Since a job at the most famous advertising agency has been lined up for her already, she moves into the 5th floor of the Magdalena Arms boarding house. The women are all nice and friendly, but right away, Lois notices something very “queer” (snort) about the women and there’s definitely something they're all hiding. But what could it be, she wonders? heh
Lois starts working for the queen byotch (The Hyena), the most influential female advertising executive and she is berated every day by her. But she stays “gay” and all in her attitude and tries to fit in.
Slowly she realizes that no one is who they seem and finds herself embroiled in all kinds of sexual (although she stays pretty clueless about her attractions to women) antics, work intrigues and boarding house secrets. Things come to a head and she tries to fit all the mysterious pieces together.
Normally, I get pissed off at Mary Sue characters. Let’s face it, Lois is a goody-two-shoes who always does the right thing and points out when others are doing less than legal or good things. But in this case, she’s so delightfully clueless that it’s entertaining.
I mean she takes things so literally; like when the girls ask her if she likes girls and she replies that, of course, her best friend is a girl--- then wonders why would anyone ask such a thing. And she has no idea that she might be one of those “career girl lesbians!” She sees all the signs: she's sexually seduced by her boss, which had an interesting twist, and a co-worker, she walks in on a girl that used to be a crush of hers on the cheerleader squad with one of the girls at her boarding house half naked and rubbing up against each other, and yet, she still doesn’t get it. It’s almost hilarious how out of touch she is. In fact, everyone around her can’t believe that she’s so clueless and there are a few Being There moments in which some think she’s uber brilliant in acting so dumb!
Ms Nolan kept Lois walking a line that didn’t make her pathetic or a someone who'd be the brunt of ridicule. The juxtaposition of everyone else being savvy to what’s going on, while Lois is clueless made this story more interesting. I rather liked Lois. Once she figures things out (it takes a long while), she’s very accepting and goes with the flow. Even to the point of again, being out of touch with how society will perceive her. But that made her charming and endearing.
Other than that, there are a gaggle of other characters, all lesbian and all colorfully different and clearly characterized. Outside of the obvious lesbian angle, it was fun that the author included all those typically feared things and ideals of the 50’s: the threat of commies, getting hooked on drugs and losing control (heh, Lois tells about watching a movie about it in high school. Reefer Madness anyone?), women having careers vs. aspiring to being the perfect wife and mother, and so on.
The writing is easy flowing with lots of double entendres to today’s usage of words (queer, gay) and period slang. There really isn’t much of a love story, although the author tried to tie things up in that area. That part didn’t work for me since I couldn’t see Lois feeling like she did with that particular girl. Not enough sexual or romantic tension there. And Lois does muse that she’s becoming one of those sex crazed women she’s read about in the popular rag mag since she has a sexual attraction to almost everyone at some point.

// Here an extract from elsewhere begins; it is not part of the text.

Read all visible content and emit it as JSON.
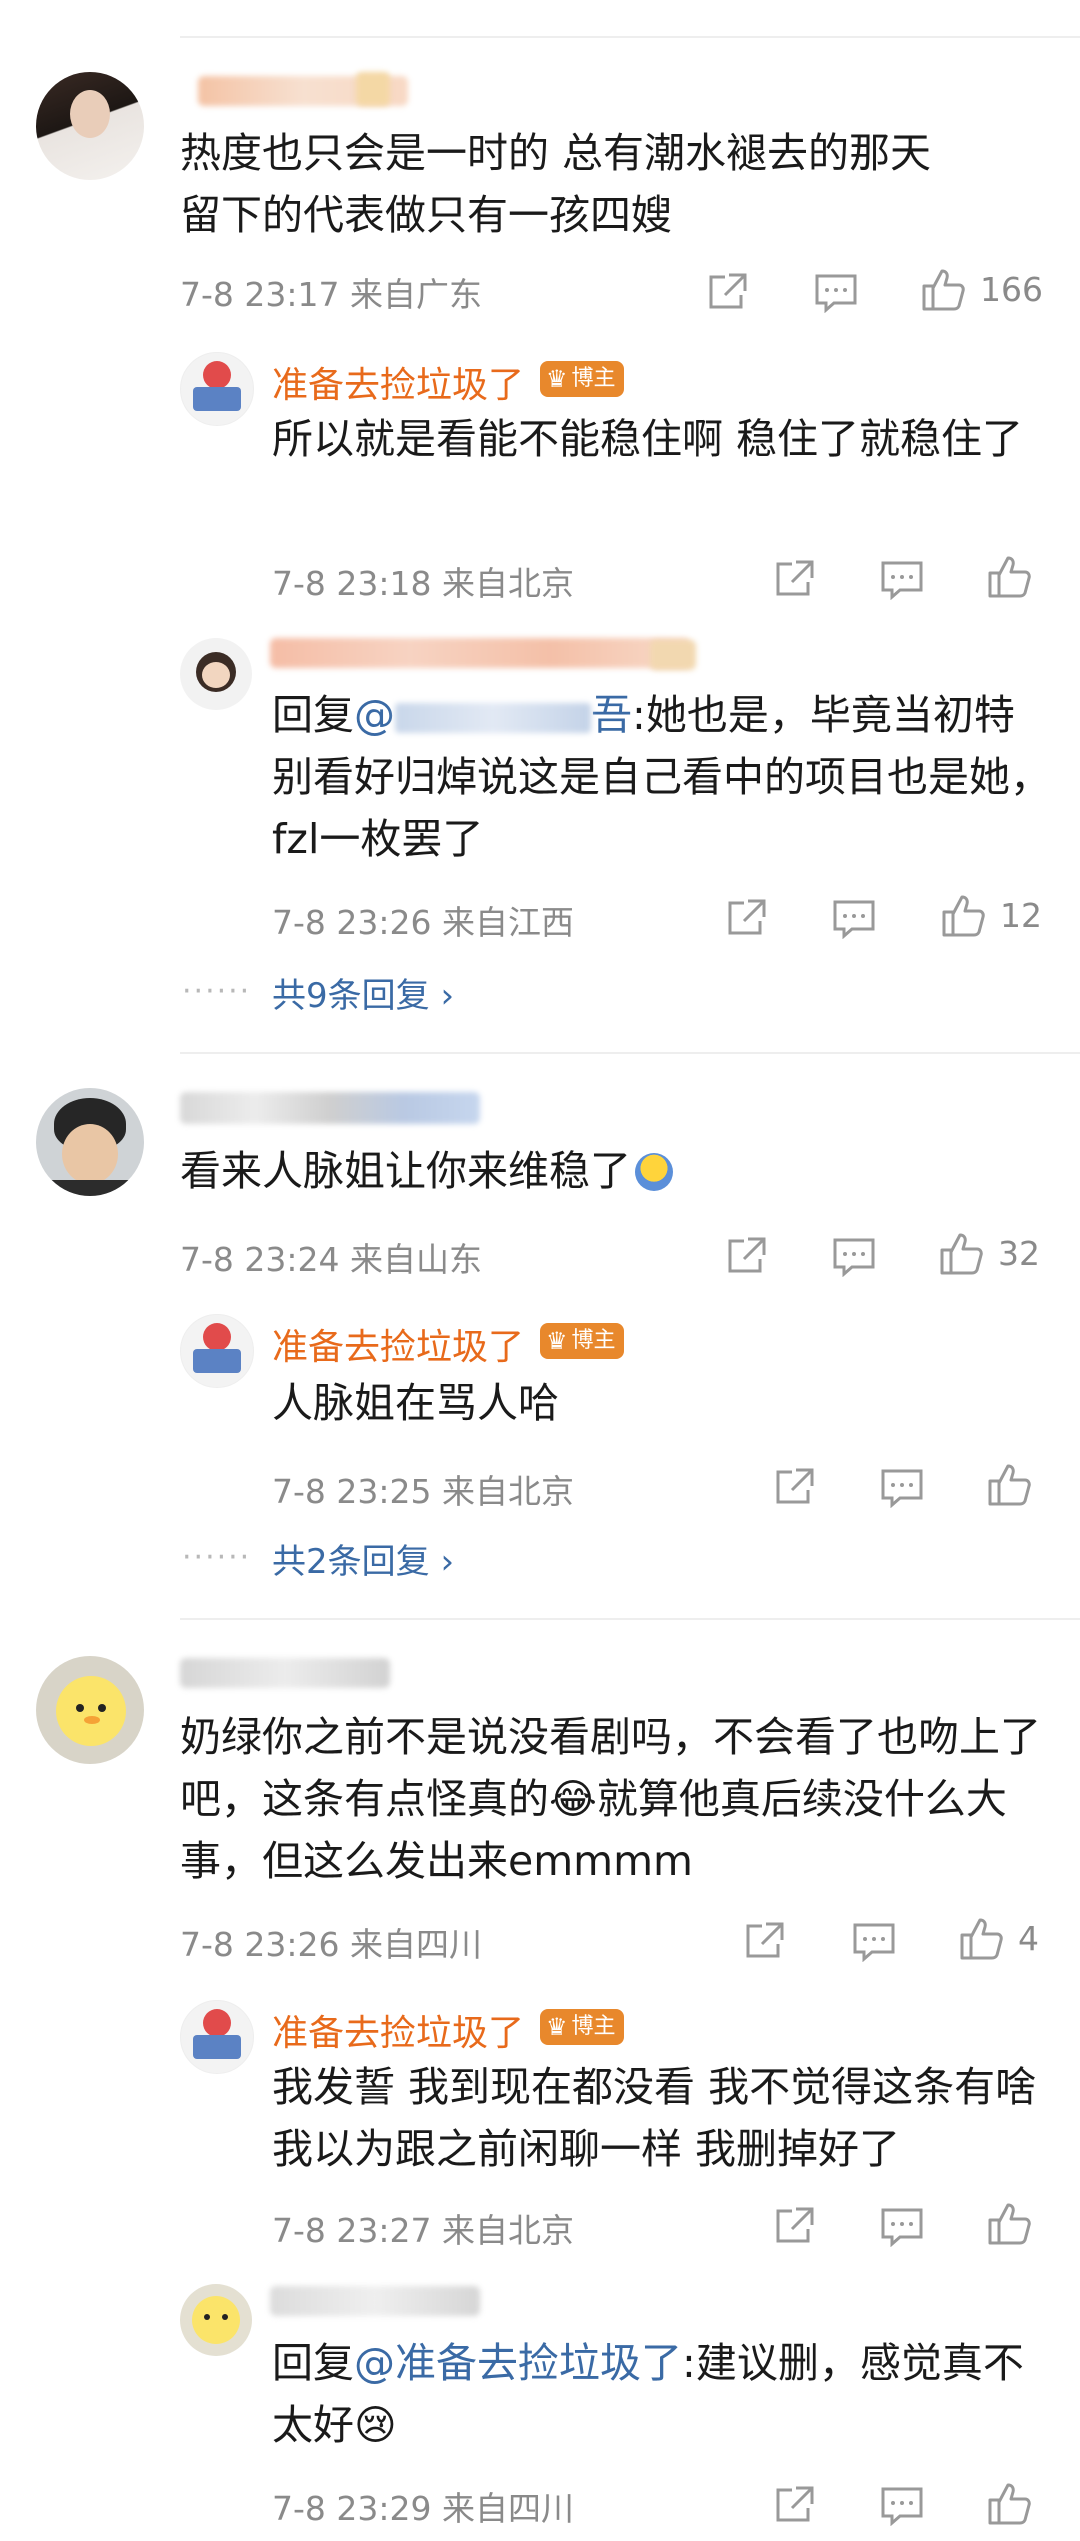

All in all, I highly recommend this book just for the fun of it. The retro vibe and characterizations are realistic, a bit funny, and it’s written quite well.
Heat level- 1- there are references to sex and some sexual scenarios, but they are not graphically written.